Adding alternative game launchers to steam deck It’s not an easy task in many cases. The process usually requires a lot of fuss in desktop mode, as we discovered when trying to install Epic Launcher on Steam Deck.
Fortunately, arriving with an open source solution, the latest Lutris game manager update makes it possible to launch multiple major game platforms right from your Steam Deck, under a simple, unified user interface.

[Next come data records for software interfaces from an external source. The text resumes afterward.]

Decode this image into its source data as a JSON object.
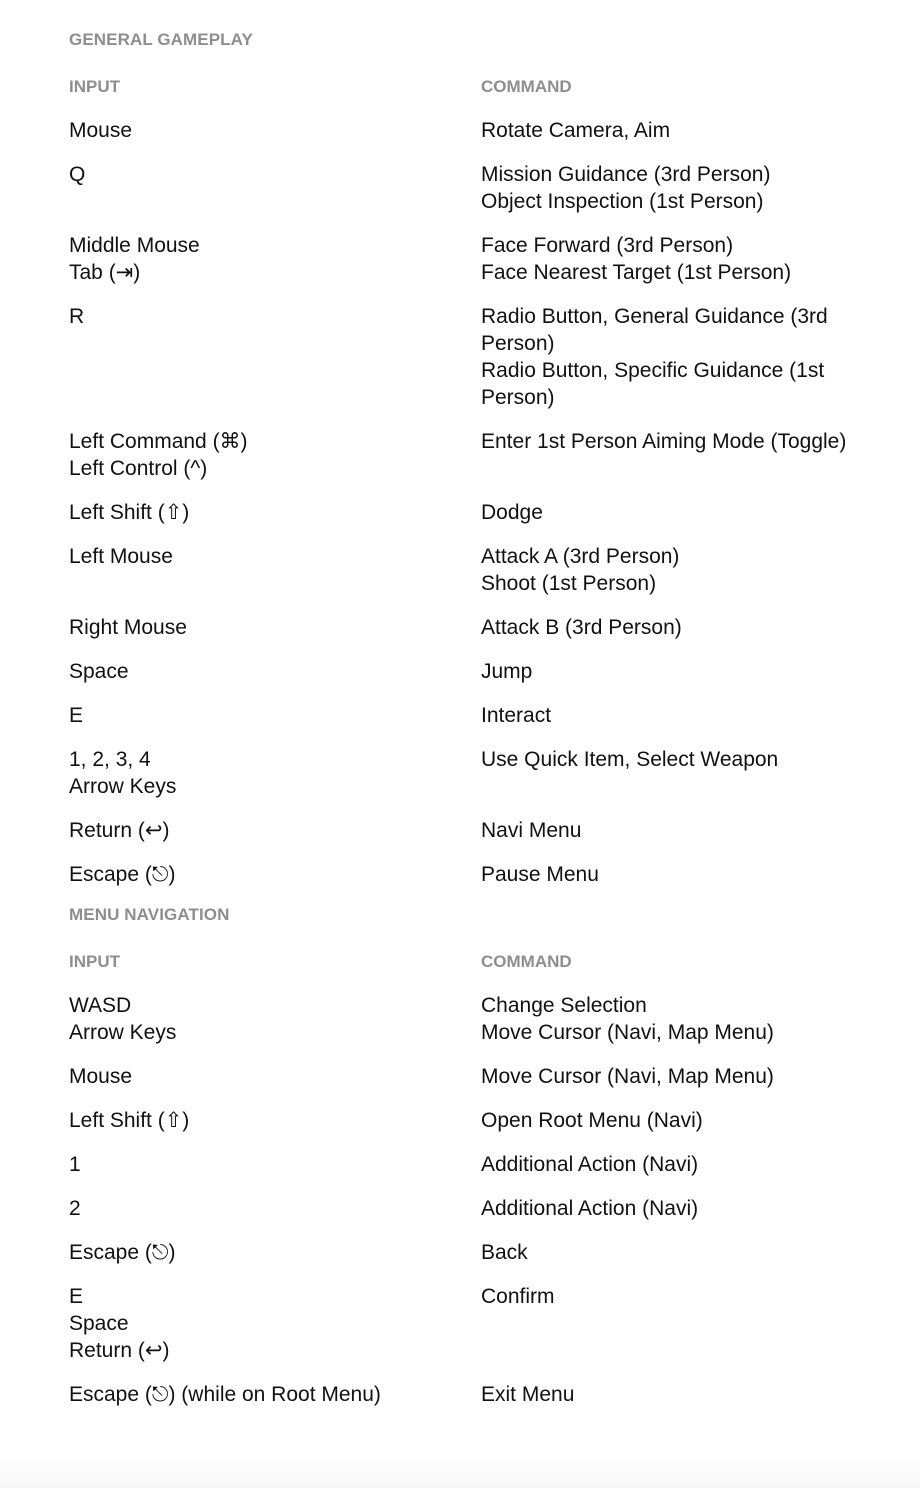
{
  "sections": [
    {
      "title": "GENERAL GAMEPLAY",
      "input_header": "INPUT",
      "command_header": "COMMAND",
      "rows": [
        {
          "input": [
            "Mouse"
          ],
          "command": [
            "Rotate Camera, Aim"
          ]
        },
        {
          "input": [
            "Q"
          ],
          "command": [
            "Mission Guidance (3rd Person)",
            "Object Inspection (1st Person)"
          ]
        },
        {
          "input": [
            "Middle Mouse",
            "Tab (⇥)"
          ],
          "command": [
            "Face Forward (3rd Person)",
            "Face Nearest Target (1st Person)"
          ]
        },
        {
          "input": [
            "R"
          ],
          "command": [
            "Radio Button, General Guidance (3rd Person)",
            "Radio Button, Specific Guidance (1st Person)"
          ]
        },
        {
          "input": [
            "Left Command (⌘)",
            "Left Control (^)"
          ],
          "command": [
            "Enter 1st Person Aiming Mode (Toggle)"
          ]
        },
        {
          "input": [
            "Left Shift (⇧)"
          ],
          "command": [
            "Dodge"
          ]
        },
        {
          "input": [
            "Left Mouse"
          ],
          "command": [
            "Attack A (3rd Person)",
            "Shoot (1st Person)"
          ]
        },
        {
          "input": [
            "Right Mouse"
          ],
          "command": [
            "Attack B (3rd Person)"
          ]
        },
        {
          "input": [
            "Space"
          ],
          "command": [
            "Jump"
          ]
        },
        {
          "input": [
            "E"
          ],
          "command": [
            "Interact"
          ]
        },
        {
          "input": [
            "1, 2, 3, 4",
            "Arrow Keys"
          ],
          "command": [
            "Use Quick Item, Select Weapon"
          ]
        },
        {
          "input": [
            "Return (↩)"
          ],
          "command": [
            "Navi Menu"
          ]
        },
        {
          "input": [
            "Escape (⎋)"
          ],
          "command": [
            "Pause Menu"
          ]
        }
      ]
    },
    {
      "title": "MENU NAVIGATION",
      "input_header": "INPUT",
      "command_header": "COMMAND",
      "rows": [
        {
          "input": [
            "WASD",
            "Arrow Keys"
          ],
          "command": [
            "Change Selection",
            "Move Cursor (Navi, Map Menu)"
          ]
        },
        {
          "input": [
            "Mouse"
          ],
          "command": [
            "Move Cursor (Navi, Map Menu)"
          ]
        },
        {
          "input": [
            "Left Shift (⇧)"
          ],
          "command": [
            "Open Root Menu (Navi)"
          ]
        },
        {
          "input": [
            "1"
          ],
          "command": [
            "Additional Action (Navi)"
          ]
        },
        {
          "input": [
            "2"
          ],
          "command": [
            "Additional Action (Navi)"
          ]
        },
        {
          "input": [
            "Escape (⎋)"
          ],
          "command": [
            "Back"
          ]
        },
        {
          "input": [
            "E",
            "Space",
            "Return (↩)"
          ],
          "command": [
            "Confirm"
          ]
        },
        {
          "input": [
            "Escape (⎋) (while on Root Menu)"
          ],
          "command": [
            "Exit Menu"
          ]
        }
      ]
    }
  ]
}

computer base reports, the application makes it possible to get runtime environments and compatibility layers like Wine working through a subsystem using proprietary scripts. These scripts – also known as runners – allow support for the Epic Games Store, Humble Bundle, Dolphins emulator, GOG launcher and, of course, Steam. It even works with Steam for Windows as well as Steam for Linux.
Lutris also allows local installs from various sources to be integrated into your game collection. As long as you have the client installed in the background, Origin, Ubisoft Connect and Bethesda launcher should also work fine. Not that there’s much point in installing the latter now, considering Bethesda is launching its launcher in May.
Coming with Lutris version 0.5.10, a dedicated shader cache for Nvidia GPUs will also be available to anyone not on the Steam Deck but on a green team machine. And if you want to play anything that requires BattlEye or Easy Anti-Cheat, you’ll be happy to know that the latest update also allows them to be used.
TheLinuxExperiment goes into a lot more detail in their Lutris explainer video, but that’s the general gist. O release notes explain that all you need to do before installing is disable the read-only flag on the Steam Deck system drive; once Lutris is installed, you can simply re-enable it.
Sounds simple, maybe too simple. We’ll have to try it when we get a chance, and we’ll let you know how it goes.